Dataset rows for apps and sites
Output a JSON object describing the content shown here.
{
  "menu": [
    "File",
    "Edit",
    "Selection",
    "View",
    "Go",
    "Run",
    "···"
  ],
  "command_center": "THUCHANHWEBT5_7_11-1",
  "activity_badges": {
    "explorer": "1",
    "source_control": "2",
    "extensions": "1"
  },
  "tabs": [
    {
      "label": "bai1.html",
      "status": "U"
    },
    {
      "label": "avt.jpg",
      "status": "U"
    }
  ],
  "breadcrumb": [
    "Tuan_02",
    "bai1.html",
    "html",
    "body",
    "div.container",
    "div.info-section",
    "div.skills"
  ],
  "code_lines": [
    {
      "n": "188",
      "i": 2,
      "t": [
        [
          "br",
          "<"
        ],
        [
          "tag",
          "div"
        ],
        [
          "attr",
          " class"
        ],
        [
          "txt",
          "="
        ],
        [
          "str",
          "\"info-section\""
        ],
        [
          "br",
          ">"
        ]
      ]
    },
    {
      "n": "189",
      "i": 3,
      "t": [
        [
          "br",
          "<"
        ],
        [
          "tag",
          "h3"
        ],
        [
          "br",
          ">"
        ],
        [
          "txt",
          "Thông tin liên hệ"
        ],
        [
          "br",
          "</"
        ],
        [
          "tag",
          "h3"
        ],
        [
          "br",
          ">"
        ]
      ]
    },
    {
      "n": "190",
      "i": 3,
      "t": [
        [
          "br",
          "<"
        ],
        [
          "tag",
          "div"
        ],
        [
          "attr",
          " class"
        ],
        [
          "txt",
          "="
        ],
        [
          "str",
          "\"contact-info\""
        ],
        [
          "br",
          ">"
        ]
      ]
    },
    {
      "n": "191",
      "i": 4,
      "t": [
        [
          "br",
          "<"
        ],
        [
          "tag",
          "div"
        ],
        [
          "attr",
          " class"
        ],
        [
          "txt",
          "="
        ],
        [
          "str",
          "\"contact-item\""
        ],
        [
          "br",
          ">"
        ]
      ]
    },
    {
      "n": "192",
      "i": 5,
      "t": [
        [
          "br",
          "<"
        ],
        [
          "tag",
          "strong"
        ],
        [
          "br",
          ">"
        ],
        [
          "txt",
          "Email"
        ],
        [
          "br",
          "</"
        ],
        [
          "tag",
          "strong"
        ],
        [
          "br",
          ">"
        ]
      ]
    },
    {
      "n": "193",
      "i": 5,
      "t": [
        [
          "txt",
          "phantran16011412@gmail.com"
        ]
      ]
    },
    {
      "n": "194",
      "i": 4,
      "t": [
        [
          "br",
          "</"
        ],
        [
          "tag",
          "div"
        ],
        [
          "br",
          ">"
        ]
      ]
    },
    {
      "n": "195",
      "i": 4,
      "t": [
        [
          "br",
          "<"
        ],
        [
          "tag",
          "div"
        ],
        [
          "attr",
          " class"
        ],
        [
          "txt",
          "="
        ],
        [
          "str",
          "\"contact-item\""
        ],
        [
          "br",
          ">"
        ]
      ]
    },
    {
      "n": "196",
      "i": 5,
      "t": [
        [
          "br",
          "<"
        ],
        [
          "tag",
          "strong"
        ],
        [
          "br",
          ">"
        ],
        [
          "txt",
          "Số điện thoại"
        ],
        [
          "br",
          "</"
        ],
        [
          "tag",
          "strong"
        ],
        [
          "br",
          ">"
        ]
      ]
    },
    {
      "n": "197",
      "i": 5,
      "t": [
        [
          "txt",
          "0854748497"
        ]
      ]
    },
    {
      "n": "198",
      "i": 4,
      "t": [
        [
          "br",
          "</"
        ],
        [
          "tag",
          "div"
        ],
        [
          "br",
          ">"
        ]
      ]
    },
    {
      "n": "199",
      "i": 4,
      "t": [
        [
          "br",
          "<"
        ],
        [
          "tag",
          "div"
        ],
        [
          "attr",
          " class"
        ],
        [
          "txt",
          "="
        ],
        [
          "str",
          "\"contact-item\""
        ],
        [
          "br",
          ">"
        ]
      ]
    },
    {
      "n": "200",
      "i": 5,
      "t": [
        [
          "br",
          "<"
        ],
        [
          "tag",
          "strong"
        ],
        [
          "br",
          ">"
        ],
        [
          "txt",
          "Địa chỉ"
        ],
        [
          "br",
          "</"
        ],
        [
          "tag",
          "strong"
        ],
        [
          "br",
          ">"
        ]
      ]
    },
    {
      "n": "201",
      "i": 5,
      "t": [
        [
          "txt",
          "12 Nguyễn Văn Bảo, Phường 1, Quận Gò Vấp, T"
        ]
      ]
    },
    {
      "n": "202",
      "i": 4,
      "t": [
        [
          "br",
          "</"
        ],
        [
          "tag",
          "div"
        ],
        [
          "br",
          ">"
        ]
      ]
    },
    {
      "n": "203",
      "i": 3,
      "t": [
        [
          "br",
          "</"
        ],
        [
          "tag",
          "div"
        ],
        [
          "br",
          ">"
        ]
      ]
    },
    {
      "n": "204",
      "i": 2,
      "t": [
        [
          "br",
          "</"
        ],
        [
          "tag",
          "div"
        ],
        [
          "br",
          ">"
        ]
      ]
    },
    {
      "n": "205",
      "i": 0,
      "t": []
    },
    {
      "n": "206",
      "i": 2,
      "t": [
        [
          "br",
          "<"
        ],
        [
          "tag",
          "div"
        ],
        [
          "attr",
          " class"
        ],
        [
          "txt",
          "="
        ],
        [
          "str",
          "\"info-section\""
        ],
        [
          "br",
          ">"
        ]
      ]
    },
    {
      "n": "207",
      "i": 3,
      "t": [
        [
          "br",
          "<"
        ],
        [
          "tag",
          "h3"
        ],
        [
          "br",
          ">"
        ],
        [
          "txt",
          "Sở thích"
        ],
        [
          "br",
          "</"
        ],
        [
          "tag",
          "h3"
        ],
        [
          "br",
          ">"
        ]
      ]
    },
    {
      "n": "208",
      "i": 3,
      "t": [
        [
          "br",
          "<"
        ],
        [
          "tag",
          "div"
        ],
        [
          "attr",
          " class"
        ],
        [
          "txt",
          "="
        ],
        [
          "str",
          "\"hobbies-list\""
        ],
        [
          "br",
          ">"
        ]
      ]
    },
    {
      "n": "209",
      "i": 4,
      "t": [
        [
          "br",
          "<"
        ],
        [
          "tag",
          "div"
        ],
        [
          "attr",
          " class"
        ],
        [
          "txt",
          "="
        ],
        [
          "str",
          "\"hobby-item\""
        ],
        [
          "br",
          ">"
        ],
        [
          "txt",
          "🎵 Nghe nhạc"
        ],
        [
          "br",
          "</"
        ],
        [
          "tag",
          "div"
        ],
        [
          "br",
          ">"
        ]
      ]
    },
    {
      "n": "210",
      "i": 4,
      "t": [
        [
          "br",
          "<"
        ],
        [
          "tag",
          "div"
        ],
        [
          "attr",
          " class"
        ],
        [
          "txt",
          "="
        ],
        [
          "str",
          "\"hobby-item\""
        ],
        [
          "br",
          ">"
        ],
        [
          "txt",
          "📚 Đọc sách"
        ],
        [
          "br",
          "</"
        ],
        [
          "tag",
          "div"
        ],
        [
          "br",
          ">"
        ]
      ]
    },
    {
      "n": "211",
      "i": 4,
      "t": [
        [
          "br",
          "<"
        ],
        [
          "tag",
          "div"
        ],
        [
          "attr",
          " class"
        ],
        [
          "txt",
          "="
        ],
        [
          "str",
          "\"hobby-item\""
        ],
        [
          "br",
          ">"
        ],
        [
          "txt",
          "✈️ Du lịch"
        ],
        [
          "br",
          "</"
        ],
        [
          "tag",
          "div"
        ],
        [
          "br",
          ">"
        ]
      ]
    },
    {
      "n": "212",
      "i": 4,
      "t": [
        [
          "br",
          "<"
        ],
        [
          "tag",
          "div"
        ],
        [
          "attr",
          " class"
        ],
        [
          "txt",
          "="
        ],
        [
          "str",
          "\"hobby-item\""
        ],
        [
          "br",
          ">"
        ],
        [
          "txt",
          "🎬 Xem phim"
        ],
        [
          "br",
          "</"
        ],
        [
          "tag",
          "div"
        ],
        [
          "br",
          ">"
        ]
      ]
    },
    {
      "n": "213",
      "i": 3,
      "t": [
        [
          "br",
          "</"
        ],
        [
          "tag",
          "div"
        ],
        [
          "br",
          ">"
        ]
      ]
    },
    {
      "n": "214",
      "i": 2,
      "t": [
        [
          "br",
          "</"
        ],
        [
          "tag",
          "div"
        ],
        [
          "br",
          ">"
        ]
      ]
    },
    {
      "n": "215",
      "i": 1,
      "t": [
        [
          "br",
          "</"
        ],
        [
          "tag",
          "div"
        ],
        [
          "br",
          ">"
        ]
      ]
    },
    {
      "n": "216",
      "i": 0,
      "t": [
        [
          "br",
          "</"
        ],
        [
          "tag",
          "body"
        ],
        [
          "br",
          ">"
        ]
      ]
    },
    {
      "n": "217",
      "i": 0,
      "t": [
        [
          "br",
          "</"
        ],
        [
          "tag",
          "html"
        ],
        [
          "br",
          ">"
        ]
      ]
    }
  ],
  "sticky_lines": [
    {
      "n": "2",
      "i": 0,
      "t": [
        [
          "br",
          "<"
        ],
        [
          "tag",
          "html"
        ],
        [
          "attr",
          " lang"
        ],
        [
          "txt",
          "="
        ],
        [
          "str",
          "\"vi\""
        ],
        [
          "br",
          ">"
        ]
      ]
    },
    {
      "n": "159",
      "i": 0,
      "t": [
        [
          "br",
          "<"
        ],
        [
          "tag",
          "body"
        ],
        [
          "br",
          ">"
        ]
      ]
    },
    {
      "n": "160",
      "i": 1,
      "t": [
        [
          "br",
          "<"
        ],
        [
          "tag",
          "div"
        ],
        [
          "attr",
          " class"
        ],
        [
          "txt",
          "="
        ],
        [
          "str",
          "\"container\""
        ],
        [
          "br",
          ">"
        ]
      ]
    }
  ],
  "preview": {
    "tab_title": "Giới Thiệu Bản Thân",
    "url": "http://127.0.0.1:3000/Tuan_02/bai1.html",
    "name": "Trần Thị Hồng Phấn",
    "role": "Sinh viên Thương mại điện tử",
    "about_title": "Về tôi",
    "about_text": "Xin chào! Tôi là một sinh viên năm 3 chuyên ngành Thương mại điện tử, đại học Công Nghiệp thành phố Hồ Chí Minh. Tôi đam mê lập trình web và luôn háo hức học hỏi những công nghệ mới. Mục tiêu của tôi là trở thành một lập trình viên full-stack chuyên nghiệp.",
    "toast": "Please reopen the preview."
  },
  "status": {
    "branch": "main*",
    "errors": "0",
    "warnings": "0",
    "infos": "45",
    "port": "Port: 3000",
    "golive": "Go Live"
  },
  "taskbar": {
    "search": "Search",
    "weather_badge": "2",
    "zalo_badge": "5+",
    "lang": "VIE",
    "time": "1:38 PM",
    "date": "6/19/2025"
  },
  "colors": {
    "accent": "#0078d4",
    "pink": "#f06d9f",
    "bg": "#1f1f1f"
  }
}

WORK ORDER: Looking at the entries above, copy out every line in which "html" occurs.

RESULT OF THE EXERCISE:
      "label": "bai1.html",
    "bai1.html",
    "html",
          "html"
          "html"
    "url": "http://127.0.0.1:3000/Tuan_02/bai1.html",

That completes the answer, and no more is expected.